Talk about a good year. Though up-and-coming playwright Ryan Calais Cameron laboured for aeons on his breakout play ‘For Black Boys Who Feel Suicidal When the Hue Gets Too Heavy’, it paid off in spades: after premiering at the tiny New Diorama and graduating to the prestigious Royal Court, it’s currently sitting pretty at the Apollo Theatre, his first West End hit.
With a good wind, this might even be his second. Virtually the formal opposite of the impressionistic, freeform, fourth wall breaking ‘For Black Boys…’, ‘Retrograde’ is a snappy three-hander period drama about a specific historical figure at a specific moment in time: the trailblazing Black Hollywood actor Sidney Poitier on the cusp of signing his first major studio contract.
The year is presumably 1956, and at first Poitier is conspicuously absent from the office of film studio bigwig Mr Parks (Daniel Lapine). He’s being buttered up by neurotic director Bobby (Ian Bonar), who is trying to sell him on the merits of his actor friend Sidney, who is supposed to be there to sign with the studio. But Bobby can sense hesitation from Parks.
After the surreal realism of ‘For Black Boys…’ - in which the six titular Black British men discussed their feelings in a surreal, brightly coloured limbo - Cameron revels in flexing his writing muscles in a totally different direction. The dialogue has a perfectly pitched, screwballish ‘Mad Men’ snap (did people really talk like this in the ‘50s? Certainly they talked like this in the films of the ‘50s!).
Enter Ivanno Jeremiah’s Poitier. Simultaneously serene and ill at ease, he’s friendly but all business, clearly determined to get in and out with as little hassle as possible. What he doesn’t want to do is participate in the white men’s pally Scotch drinking; he’s got two daughters and a third on the way and to make ends meet he’s working in a Harlem restaurant that he needs to get back to.
Unfortunately, Parks has other ideas. For starters, there’s a lot of performative bullshit he wants to put Sidney through – joking around, drinking, making him share his story. It’s like pulling teeth. But Poitier understands he needs his teeth pulled if he’s to make it in the business. He reluctantly opens up about the fact he’s an immigrant from the Bahamas, and that he elocuted his old accent away in order to get acting work. Parks demands he break out his old Bajan vowels. Incredulous at first but at heart pragmatic, Sidney goes along with it. Then things start to get really uncomfortable.

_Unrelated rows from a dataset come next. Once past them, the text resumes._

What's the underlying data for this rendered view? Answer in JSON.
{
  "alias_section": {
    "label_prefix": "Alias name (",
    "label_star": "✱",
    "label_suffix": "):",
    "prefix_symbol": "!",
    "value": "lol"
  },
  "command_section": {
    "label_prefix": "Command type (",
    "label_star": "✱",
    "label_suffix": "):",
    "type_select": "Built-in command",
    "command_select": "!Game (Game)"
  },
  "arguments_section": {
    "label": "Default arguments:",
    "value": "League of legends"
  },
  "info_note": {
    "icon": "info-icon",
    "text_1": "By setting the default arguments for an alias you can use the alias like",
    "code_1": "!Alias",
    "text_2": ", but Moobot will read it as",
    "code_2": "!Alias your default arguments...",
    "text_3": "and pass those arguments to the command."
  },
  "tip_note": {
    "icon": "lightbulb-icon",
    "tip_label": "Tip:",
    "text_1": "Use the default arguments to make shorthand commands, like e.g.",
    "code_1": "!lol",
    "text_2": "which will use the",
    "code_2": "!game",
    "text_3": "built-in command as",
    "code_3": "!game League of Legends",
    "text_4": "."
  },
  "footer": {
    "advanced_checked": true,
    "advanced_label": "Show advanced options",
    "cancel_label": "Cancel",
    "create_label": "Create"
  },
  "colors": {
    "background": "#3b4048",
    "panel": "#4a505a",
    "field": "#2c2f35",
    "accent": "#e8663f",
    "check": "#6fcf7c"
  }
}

The play is essentially based upon a true incident, wherein Poitier – who was friends with a lot of prominent Black civil rights figures – was asked to sign a pledge of loyalty ahead of the making of the 1956 TV film ‘A Man is Ten Feet Tall’, and to denounce the prominent Black activist Paul Robeson, a man he admired intensely.
In Cameron’s play we see him astounded, horrified, eventually furious that he’s asked to do this, but also tempted – not through greed, but because he understands that change requires compromise, perhaps even sacrifice.
If Parks and Bobby are at heart shallow, cipher-like characters, Poitier is both terrifically written by Cameron and performed magnificently by Jeremiah, as an intelligent, powerfully composed man who has resolved to become the actor he knows he can be and understands the slings and microaggressions that come with this. All he wants to do is sign the damn contract and leave. But he is never a victim, but rather a pioneer who understands that playing nice with some white d-bags is acceptable as a means to an end (it’s hard to imagine Cameron isn’t addressing the wider issue of being a Black creative in a white industry here).
Amit Sharma’s production is a rousing and propulsive 90 minutes that I could absolutely see making Cameron a mint by transferring to Broadway with a big-name Hollywood actor in the Poiter role - it screams ‘star vehicle’.
I think ultimately there are a couple of problems with it, that don’t stop it being a gripping piece of theatre, but do hold it back from being as good as it could be. If there was greater depth and richness to Bobby and Parks, there would be greater depth and richness to the play, no question.
The biggest issue, though, is that the play’s ending feels like a fudge. I won’t give it away, but let’s just say that in real life Poitier wasn’t blacklisted and in his memoir he looks back on this incident with bemusement as much as anything. Cameron’s attempt to build it up into an operatic battle for Poitier’s soul – complete with appropriately thunderous speeches – ultimately feels overwrought, leaning into cliches of lone decent men standing up to the establishment. It’s a rousing but somewhat hollow ending.
‘Retrograde’ may well end up being a stonking hit. I don’t think it will be regarded as Cameron’s masterpiece. But it effortlessly seals his reputation as a major talent.